• #10: Players arriving at The Cardinal get a peek at the tenth’s tee shot from the entryway, and it is a stunner. The fairway is gorgeously canted on both sides and appears bowl like, leading to a number of interesting potential sidehill lies. This par five is not particularly long, but a thoughtful approach is needed to reach the putting surface in two. The green is deep, but with firm conditions and steep drop-off long, ensuring that one uses the contours of the land properly to roll the ball up is essential.
• #11: Cascading downhill back towards the creeks, the moderate length par-four eleventh is sensational. Standing on the tee, one feels on top of the world. There appears to be significant width, and the impulse to take driver is almost insurmountable. However, peril can await tee shots that are slightly awry. Drives which catch either of the two massive sandy areas flanking the peninsula leading to the green leave a very awkward distance to a fairly small landing area. Even shots in the fairway must be placed on the left if they are to hold the green from the downhill lies. In this sense, Dye builds your confidence from the tee, only to test your nerves a few hundred yards later.
• #12: A plaque at The Cardinal’s twelfth commemorates Pete Dye’s thoughts that this was the toughest par three he ever designed. There is no good miss here. Pond left and long, bunkers and creek right, and all hazards in your mind if you find yourself chipping. Did I mention that it plays to over 200 yards from the tips?
• #14: This subtly excellent par four incorporates a hilly knob in the middle left portion of the fairway. This ridge makes the green blind from the tee, yet it is also provides the best angle. Playing too conservatively to the right brings tree blockages and Brush Creek into play; taking on the knob may lead to an awkward stance.
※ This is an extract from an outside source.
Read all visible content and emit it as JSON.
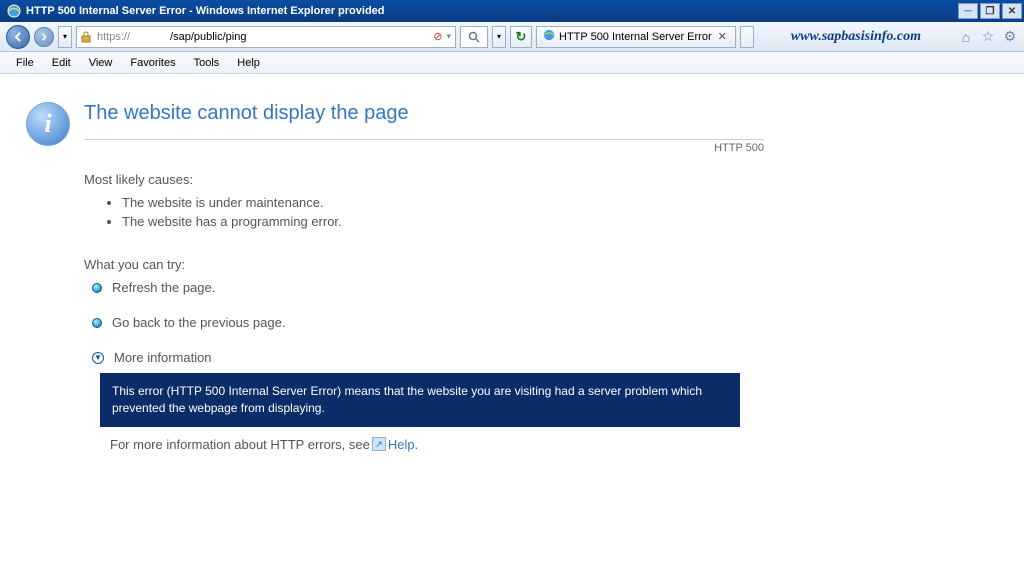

The crowned, diagonal green drops sharply off the right.
• #15: The long par-five fifteenth is a very unique three shotter. After a pretty straightforward drive, options abound. One can lay up to the left, safely, but the third shot will then face a very narrow putting surface that is nearly impossible to stick. One can go for the green, but must challenge Brush Creek and still take on this same brutal angle. I believe the best play is actually to challenge the creek to the lay-up area short right of the green, A sharp left-to-right shot is needed to find this space, but it provides a very reasonable up-and-down for birdie.
• #16: Though not a true Redan, the multi-tiered, angled putting surface allows for players to hit a right-to-left shot, either aerially or on the ground, to best cozy a tee shot towards the hole.
The wildly undulating and often crowned green complexes at The Cardinal are beguiling. Hitting controlled shots to the proper portion of each putting surface was critical to avoid finding pot bunkers and collection areas. Despite receiving five inches of rain the week prior to my visit, the greens were especially firm. While some of the lower-lying parts of the course were expectedly wet, conditions were solid overall, especially for the very modest price we paid to walk on a weekend.
It is my understanding that Ross Jernigan, former superintendent at Wakefield Plantation, is now leading the team at The Cardinal. Having seen his tremendous work in Wake Forest, I know he and the McConnell staff will find ways to continue improving the turf, corridors, and drainage in Greensboro. The Cardinal is well worth the stop next time you find yourself in the area. In terms of value, this may be the best public course in the Triad.